» **The problem**:
Copy out the data below verbatim.

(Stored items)
----
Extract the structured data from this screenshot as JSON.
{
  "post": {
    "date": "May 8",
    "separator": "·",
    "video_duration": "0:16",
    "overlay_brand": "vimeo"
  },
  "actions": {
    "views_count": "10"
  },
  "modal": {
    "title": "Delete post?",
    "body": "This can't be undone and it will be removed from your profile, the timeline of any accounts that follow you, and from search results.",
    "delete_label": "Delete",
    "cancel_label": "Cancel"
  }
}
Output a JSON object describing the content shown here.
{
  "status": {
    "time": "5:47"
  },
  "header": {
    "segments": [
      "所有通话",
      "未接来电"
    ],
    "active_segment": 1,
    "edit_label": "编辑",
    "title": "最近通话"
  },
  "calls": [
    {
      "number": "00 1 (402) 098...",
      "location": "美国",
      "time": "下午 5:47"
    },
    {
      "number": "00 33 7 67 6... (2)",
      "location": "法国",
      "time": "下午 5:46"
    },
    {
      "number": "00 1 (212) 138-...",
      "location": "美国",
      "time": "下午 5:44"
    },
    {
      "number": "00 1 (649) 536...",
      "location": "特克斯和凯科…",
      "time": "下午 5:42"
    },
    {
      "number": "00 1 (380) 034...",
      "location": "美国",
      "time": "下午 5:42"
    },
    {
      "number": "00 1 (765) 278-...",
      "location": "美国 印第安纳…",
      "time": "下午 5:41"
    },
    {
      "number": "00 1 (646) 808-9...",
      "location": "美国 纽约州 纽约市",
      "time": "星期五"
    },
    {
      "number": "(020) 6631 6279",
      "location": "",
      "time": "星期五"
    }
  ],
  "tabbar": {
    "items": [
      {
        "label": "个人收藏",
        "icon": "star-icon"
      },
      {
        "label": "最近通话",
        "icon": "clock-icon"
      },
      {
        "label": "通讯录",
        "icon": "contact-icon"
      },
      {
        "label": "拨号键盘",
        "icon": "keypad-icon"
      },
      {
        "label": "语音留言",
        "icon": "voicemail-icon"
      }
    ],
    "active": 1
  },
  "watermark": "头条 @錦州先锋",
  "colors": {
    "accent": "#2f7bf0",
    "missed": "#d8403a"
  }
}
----
» **Reply to the task**:
Extract the structured data from this screenshot as JSON.
{
  "post": {
    "date": "May 8",
    "separator": "·",
    "video_duration": "0:16",
    "overlay_brand": "vimeo"
  },
  "actions": {
    "views_count": "10"
  },
  "modal": {
    "title": "Delete post?",
    "body": "This can't be undone and it will be removed from your profile, the timeline of any accounts that follow you, and from search results.",
    "delete_label": "Delete",
    "cancel_label": "Cancel"
  }
}
Output a JSON object describing the content shown here.
{
  "status": {
    "time": "5:47"
  },
  "header": {
    "segments": [
      "所有通话",
      "未接来电"
    ],
    "active_segment": 1,
    "edit_label": "编辑",
    "title": "最近通话"
  },
  "calls": [
    {
      "number": "00 1 (402) 098...",
      "location": "美国",
      "time": "下午 5:47"
    },
    {
      "number": "00 33 7 67 6... (2)",
      "location": "法国",
      "time": "下午 5:46"
    },
    {
      "number": "00 1 (212) 138-...",
      "location": "美国",
      "time": "下午 5:44"
    },
    {
      "number": "00 1 (649) 536...",
      "location": "特克斯和凯科…",
      "time": "下午 5:42"
    },
    {
      "number": "00 1 (380) 034...",
      "location": "美国",
      "time": "下午 5:42"
    },
    {
      "number": "00 1 (765) 278-...",
      "location": "美国 印第安纳…",
      "time": "下午 5:41"
    },
    {
      "number": "00 1 (646) 808-9...",
      "location": "美国 纽约州 纽约市",
      "time": "星期五"
    },
    {
      "number": "(020) 6631 6279",
      "location": "",
      "time": "星期五"
    }
  ],
  "tabbar": {
    "items": [
      {
        "label": "个人收藏",
        "icon": "star-icon"
      },
      {
        "label": "最近通话",
        "icon": "clock-icon"
      },
      {
        "label": "通讯录",
        "icon": "contact-icon"
      },
      {
        "label": "拨号键盘",
        "icon": "keypad-icon"
      },
      {
        "label": "语音留言",
        "icon": "voicemail-icon"
      }
    ],
    "active": 1
  },
  "watermark": "头条 @錦州先锋",
  "colors": {
    "accent": "#2f7bf0",
    "missed": "#d8403a"
  }
}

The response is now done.